*Excerpts from an interface dataset*.
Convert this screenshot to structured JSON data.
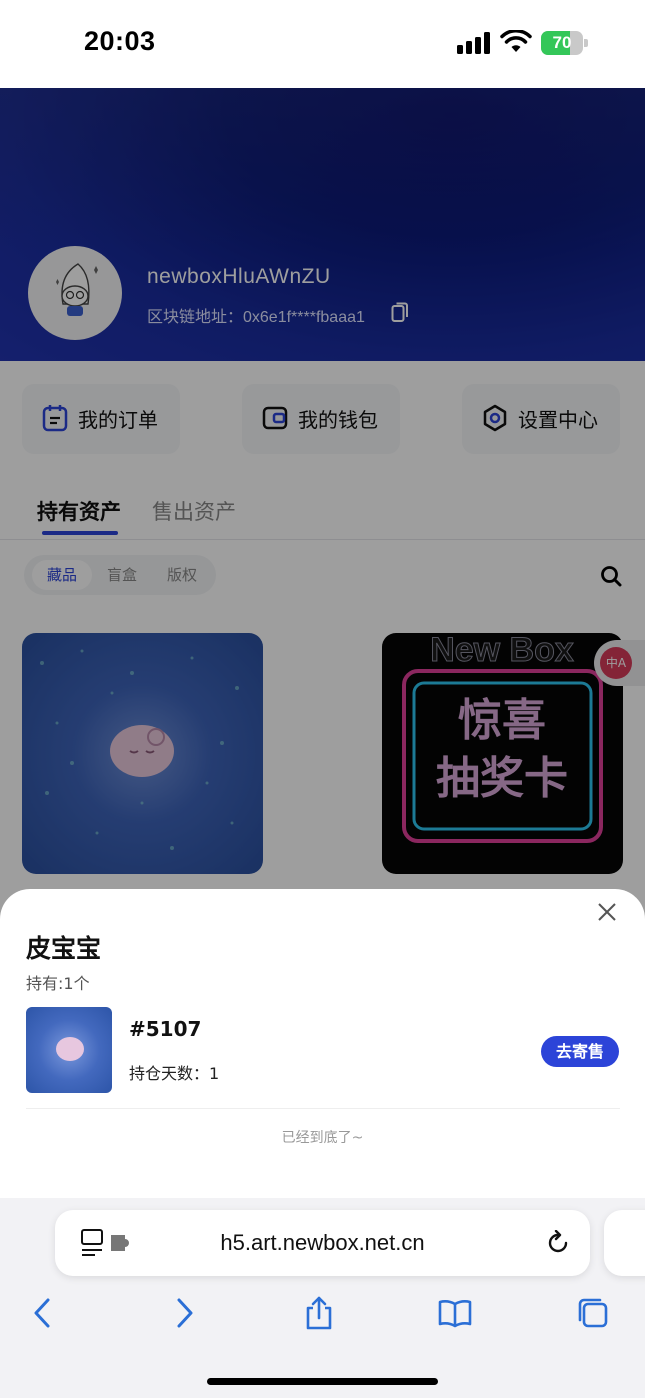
{
  "status_bar": {
    "time": "20:03",
    "battery": "70",
    "battery_level": 0.7
  },
  "profile": {
    "username": "newboxHluAWnZU",
    "chain_address": "区块链地址：0x6e1f****fbaaa1"
  },
  "quick_actions": [
    {
      "label": "我的订单",
      "icon": "order-icon"
    },
    {
      "label": "我的钱包",
      "icon": "wallet-icon"
    },
    {
      "label": "设置中心",
      "icon": "settings-icon"
    }
  ],
  "tabs": [
    "持有资产",
    "售出资产"
  ],
  "segments": [
    "藏品",
    "盲盒",
    "版权"
  ],
  "cards": [
    {
      "name": "皮宝宝"
    },
    {
      "name": "惊喜抽奖卡",
      "brand": "New Box",
      "text_line1": "惊喜",
      "text_line2": "抽奖卡"
    }
  ],
  "sheet": {
    "title": "皮宝宝",
    "holding": "持有:1个",
    "item": {
      "id": "#5107",
      "days": "持仓天数：1",
      "action": "去寄售"
    },
    "end_text": "已经到底了~"
  },
  "browser": {
    "url": "h5.art.newbox.net.cn"
  },
  "colors": {
    "accent": "#2c44d8",
    "hero": "#0b1a7a"
  }
}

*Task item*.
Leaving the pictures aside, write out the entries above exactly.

*Task answer*.
Convert this screenshot to structured JSON data.
{
  "status_bar": {
    "time": "20:03",
    "battery": "70",
    "battery_level": 0.7
  },
  "profile": {
    "username": "newboxHluAWnZU",
    "chain_address": "区块链地址：0x6e1f****fbaaa1"
  },
  "quick_actions": [
    {
      "label": "我的订单",
      "icon": "order-icon"
    },
    {
      "label": "我的钱包",
      "icon": "wallet-icon"
    },
    {
      "label": "设置中心",
      "icon": "settings-icon"
    }
  ],
  "tabs": [
    "持有资产",
    "售出资产"
  ],
  "segments": [
    "藏品",
    "盲盒",
    "版权"
  ],
  "cards": [
    {
      "name": "皮宝宝"
    },
    {
      "name": "惊喜抽奖卡",
      "brand": "New Box",
      "text_line1": "惊喜",
      "text_line2": "抽奖卡"
    }
  ],
  "sheet": {
    "title": "皮宝宝",
    "holding": "持有:1个",
    "item": {
      "id": "#5107",
      "days": "持仓天数：1",
      "action": "去寄售"
    },
    "end_text": "已经到底了~"
  },
  "browser": {
    "url": "h5.art.newbox.net.cn"
  },
  "colors": {
    "accent": "#2c44d8",
    "hero": "#0b1a7a"
  }
}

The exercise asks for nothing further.